Work to complete: The entire listing below must be written out word for word.

Data records:

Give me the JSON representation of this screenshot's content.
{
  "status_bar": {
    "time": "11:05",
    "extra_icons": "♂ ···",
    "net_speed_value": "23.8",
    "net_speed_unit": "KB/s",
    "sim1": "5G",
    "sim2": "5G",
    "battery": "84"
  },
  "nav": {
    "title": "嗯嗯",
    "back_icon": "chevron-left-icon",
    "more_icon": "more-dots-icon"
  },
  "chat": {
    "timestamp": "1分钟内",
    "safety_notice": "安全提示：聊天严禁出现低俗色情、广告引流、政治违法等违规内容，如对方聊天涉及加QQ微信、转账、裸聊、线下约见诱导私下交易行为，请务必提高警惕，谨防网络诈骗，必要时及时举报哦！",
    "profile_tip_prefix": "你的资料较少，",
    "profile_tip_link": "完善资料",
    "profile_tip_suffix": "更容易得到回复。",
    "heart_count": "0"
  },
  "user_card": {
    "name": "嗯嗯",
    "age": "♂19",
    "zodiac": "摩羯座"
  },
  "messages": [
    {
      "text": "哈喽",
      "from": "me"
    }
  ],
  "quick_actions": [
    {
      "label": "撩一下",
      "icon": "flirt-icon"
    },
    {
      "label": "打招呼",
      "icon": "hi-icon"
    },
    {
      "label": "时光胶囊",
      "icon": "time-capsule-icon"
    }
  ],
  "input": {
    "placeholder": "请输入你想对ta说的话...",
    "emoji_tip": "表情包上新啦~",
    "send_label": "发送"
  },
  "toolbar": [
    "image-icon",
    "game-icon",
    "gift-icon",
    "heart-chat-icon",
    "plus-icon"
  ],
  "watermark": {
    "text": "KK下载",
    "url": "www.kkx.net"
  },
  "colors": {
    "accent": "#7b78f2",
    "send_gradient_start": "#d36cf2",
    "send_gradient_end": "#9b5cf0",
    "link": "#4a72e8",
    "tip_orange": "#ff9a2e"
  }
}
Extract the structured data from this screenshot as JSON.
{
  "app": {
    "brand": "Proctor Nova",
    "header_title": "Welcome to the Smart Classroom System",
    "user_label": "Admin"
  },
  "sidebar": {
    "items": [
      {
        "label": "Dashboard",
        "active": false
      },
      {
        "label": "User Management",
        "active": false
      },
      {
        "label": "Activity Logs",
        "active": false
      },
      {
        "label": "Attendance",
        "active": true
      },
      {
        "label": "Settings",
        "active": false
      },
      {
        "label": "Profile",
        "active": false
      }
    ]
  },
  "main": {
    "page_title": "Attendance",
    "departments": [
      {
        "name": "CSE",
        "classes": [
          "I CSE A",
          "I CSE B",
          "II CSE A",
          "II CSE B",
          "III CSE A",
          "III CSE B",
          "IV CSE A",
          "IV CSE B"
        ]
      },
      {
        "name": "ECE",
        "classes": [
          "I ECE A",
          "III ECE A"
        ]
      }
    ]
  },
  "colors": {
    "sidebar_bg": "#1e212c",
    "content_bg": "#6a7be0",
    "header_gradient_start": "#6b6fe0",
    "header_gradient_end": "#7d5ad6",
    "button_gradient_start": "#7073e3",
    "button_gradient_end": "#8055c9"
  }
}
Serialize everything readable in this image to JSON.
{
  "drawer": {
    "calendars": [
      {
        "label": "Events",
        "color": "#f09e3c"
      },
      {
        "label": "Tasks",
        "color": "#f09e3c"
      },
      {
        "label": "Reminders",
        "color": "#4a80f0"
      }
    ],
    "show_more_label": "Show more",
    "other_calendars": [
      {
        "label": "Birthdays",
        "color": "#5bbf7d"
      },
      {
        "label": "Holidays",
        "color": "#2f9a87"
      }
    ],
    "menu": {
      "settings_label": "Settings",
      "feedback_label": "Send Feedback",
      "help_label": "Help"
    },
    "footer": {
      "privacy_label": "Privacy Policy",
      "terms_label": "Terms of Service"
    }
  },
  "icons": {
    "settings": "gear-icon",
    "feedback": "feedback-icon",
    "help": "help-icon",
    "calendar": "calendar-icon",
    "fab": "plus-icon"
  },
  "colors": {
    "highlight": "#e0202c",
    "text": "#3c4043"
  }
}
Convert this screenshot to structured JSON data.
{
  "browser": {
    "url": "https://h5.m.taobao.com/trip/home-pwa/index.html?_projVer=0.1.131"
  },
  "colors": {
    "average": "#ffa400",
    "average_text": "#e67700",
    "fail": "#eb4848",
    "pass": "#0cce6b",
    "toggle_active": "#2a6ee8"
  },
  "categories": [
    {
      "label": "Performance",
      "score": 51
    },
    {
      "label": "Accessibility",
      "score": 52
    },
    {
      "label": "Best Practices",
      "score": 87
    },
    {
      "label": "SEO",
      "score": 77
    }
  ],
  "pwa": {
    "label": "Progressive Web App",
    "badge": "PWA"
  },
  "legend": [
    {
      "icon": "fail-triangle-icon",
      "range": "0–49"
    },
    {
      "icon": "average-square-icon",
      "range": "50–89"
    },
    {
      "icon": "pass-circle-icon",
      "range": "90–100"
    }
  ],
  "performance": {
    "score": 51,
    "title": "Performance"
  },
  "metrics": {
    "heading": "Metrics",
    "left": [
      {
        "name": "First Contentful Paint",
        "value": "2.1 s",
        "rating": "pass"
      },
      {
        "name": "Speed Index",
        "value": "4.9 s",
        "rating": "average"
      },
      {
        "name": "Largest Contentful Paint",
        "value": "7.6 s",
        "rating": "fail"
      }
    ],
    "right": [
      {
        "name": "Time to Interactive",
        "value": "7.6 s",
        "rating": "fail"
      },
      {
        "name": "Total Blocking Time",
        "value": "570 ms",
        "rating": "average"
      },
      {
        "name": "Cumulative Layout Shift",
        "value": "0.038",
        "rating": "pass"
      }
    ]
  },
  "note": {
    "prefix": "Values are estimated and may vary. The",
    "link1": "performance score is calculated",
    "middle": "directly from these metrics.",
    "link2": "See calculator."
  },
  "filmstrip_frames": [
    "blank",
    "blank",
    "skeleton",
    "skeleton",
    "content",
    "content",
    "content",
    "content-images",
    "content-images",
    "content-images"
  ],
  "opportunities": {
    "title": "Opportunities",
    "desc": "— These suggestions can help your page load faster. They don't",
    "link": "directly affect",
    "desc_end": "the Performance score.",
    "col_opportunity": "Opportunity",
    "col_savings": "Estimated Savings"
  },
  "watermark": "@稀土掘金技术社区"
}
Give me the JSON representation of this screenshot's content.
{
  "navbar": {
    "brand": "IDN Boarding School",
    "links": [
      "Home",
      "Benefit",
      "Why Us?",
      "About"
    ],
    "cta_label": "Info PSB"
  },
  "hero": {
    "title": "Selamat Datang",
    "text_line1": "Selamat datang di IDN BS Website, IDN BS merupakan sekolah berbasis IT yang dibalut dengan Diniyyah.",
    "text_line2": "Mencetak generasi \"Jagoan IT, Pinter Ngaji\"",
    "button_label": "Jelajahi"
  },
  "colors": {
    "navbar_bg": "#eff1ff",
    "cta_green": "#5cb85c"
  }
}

Completed exercise:
Give me the JSON representation of this screenshot's content.
{
  "status_bar": {
    "time": "11:05",
    "extra_icons": "♂ ···",
    "net_speed_value": "23.8",
    "net_speed_unit": "KB/s",
    "sim1": "5G",
    "sim2": "5G",
    "battery": "84"
  },
  "nav": {
    "title": "嗯嗯",
    "back_icon": "chevron-left-icon",
    "more_icon": "more-dots-icon"
  },
  "chat": {
    "timestamp": "1分钟内",
    "safety_notice": "安全提示：聊天严禁出现低俗色情、广告引流、政治违法等违规内容，如对方聊天涉及加QQ微信、转账、裸聊、线下约见诱导私下交易行为，请务必提高警惕，谨防网络诈骗，必要时及时举报哦！",
    "profile_tip_prefix": "你的资料较少，",
    "profile_tip_link": "完善资料",
    "profile_tip_suffix": "更容易得到回复。",
    "heart_count": "0"
  },
  "user_card": {
    "name": "嗯嗯",
    "age": "♂19",
    "zodiac": "摩羯座"
  },
  "messages": [
    {
      "text": "哈喽",
      "from": "me"
    }
  ],
  "quick_actions": [
    {
      "label": "撩一下",
      "icon": "flirt-icon"
    },
    {
      "label": "打招呼",
      "icon": "hi-icon"
    },
    {
      "label": "时光胶囊",
      "icon": "time-capsule-icon"
    }
  ],
  "input": {
    "placeholder": "请输入你想对ta说的话...",
    "emoji_tip": "表情包上新啦~",
    "send_label": "发送"
  },
  "toolbar": [
    "image-icon",
    "game-icon",
    "gift-icon",
    "heart-chat-icon",
    "plus-icon"
  ],
  "watermark": {
    "text": "KK下载",
    "url": "www.kkx.net"
  },
  "colors": {
    "accent": "#7b78f2",
    "send_gradient_start": "#d36cf2",
    "send_gradient_end": "#9b5cf0",
    "link": "#4a72e8",
    "tip_orange": "#ff9a2e"
  }
}
Extract the structured data from this screenshot as JSON.
{
  "app": {
    "brand": "Proctor Nova",
    "header_title": "Welcome to the Smart Classroom System",
    "user_label": "Admin"
  },
  "sidebar": {
    "items": [
      {
        "label": "Dashboard",
        "active": false
      },
      {
        "label": "User Management",
        "active": false
      },
      {
        "label": "Activity Logs",
        "active": false
      },
      {
        "label": "Attendance",
        "active": true
      },
      {
        "label": "Settings",
        "active": false
      },
      {
        "label": "Profile",
        "active": false
      }
    ]
  },
  "main": {
    "page_title": "Attendance",
    "departments": [
      {
        "name": "CSE",
        "classes": [
          "I CSE A",
          "I CSE B",
          "II CSE A",
          "II CSE B",
          "III CSE A",
          "III CSE B",
          "IV CSE A",
          "IV CSE B"
        ]
      },
      {
        "name": "ECE",
        "classes": [
          "I ECE A",
          "III ECE A"
        ]
      }
    ]
  },
  "colors": {
    "sidebar_bg": "#1e212c",
    "content_bg": "#6a7be0",
    "header_gradient_start": "#6b6fe0",
    "header_gradient_end": "#7d5ad6",
    "button_gradient_start": "#7073e3",
    "button_gradient_end": "#8055c9"
  }
}
Serialize everything readable in this image to JSON.
{
  "drawer": {
    "calendars": [
      {
        "label": "Events",
        "color": "#f09e3c"
      },
      {
        "label": "Tasks",
        "color": "#f09e3c"
      },
      {
        "label": "Reminders",
        "color": "#4a80f0"
      }
    ],
    "show_more_label": "Show more",
    "other_calendars": [
      {
        "label": "Birthdays",
        "color": "#5bbf7d"
      },
      {
        "label": "Holidays",
        "color": "#2f9a87"
      }
    ],
    "menu": {
      "settings_label": "Settings",
      "feedback_label": "Send Feedback",
      "help_label": "Help"
    },
    "footer": {
      "privacy_label": "Privacy Policy",
      "terms_label": "Terms of Service"
    }
  },
  "icons": {
    "settings": "gear-icon",
    "feedback": "feedback-icon",
    "help": "help-icon",
    "calendar": "calendar-icon",
    "fab": "plus-icon"
  },
  "colors": {
    "highlight": "#e0202c",
    "text": "#3c4043"
  }
}
Convert this screenshot to structured JSON data.
{
  "browser": {
    "url": "https://h5.m.taobao.com/trip/home-pwa/index.html?_projVer=0.1.131"
  },
  "colors": {
    "average": "#ffa400",
    "average_text": "#e67700",
    "fail": "#eb4848",
    "pass": "#0cce6b",
    "toggle_active": "#2a6ee8"
  },
  "categories": [
    {
      "label": "Performance",
      "score": 51
    },
    {
      "label": "Accessibility",
      "score": 52
    },
    {
      "label": "Best Practices",
      "score": 87
    },
    {
      "label": "SEO",
      "score": 77
    }
  ],
  "pwa": {
    "label": "Progressive Web App",
    "badge": "PWA"
  },
  "legend": [
    {
      "icon": "fail-triangle-icon",
      "range": "0–49"
    },
    {
      "icon": "average-square-icon",
      "range": "50–89"
    },
    {
      "icon": "pass-circle-icon",
      "range": "90–100"
    }
  ],
  "performance": {
    "score": 51,
    "title": "Performance"
  },
  "metrics": {
    "heading": "Metrics",
    "left": [
      {
        "name": "First Contentful Paint",
        "value": "2.1 s",
        "rating": "pass"
      },
      {
        "name": "Speed Index",
        "value": "4.9 s",
        "rating": "average"
      },
      {
        "name": "Largest Contentful Paint",
        "value": "7.6 s",
        "rating": "fail"
      }
    ],
    "right": [
      {
        "name": "Time to Interactive",
        "value": "7.6 s",
        "rating": "fail"
      },
      {
        "name": "Total Blocking Time",
        "value": "570 ms",
        "rating": "average"
      },
      {
        "name": "Cumulative Layout Shift",
        "value": "0.038",
        "rating": "pass"
      }
    ]
  },
  "note": {
    "prefix": "Values are estimated and may vary. The",
    "link1": "performance score is calculated",
    "middle": "directly from these metrics.",
    "link2": "See calculator."
  },
  "filmstrip_frames": [
    "blank",
    "blank",
    "skeleton",
    "skeleton",
    "content",
    "content",
    "content",
    "content-images",
    "content-images",
    "content-images"
  ],
  "opportunities": {
    "title": "Opportunities",
    "desc": "— These suggestions can help your page load faster. They don't",
    "link": "directly affect",
    "desc_end": "the Performance score.",
    "col_opportunity": "Opportunity",
    "col_savings": "Estimated Savings"
  },
  "watermark": "@稀土掘金技术社区"
}
Give me the JSON representation of this screenshot's content.
{
  "navbar": {
    "brand": "IDN Boarding School",
    "links": [
      "Home",
      "Benefit",
      "Why Us?",
      "About"
    ],
    "cta_label": "Info PSB"
  },
  "hero": {
    "title": "Selamat Datang",
    "text_line1": "Selamat datang di IDN BS Website, IDN BS merupakan sekolah berbasis IT yang dibalut dengan Diniyyah.",
    "text_line2": "Mencetak generasi \"Jagoan IT, Pinter Ngaji\"",
    "button_label": "Jelajahi"
  },
  "colors": {
    "navbar_bg": "#eff1ff",
    "cta_green": "#5cb85c"
  }
}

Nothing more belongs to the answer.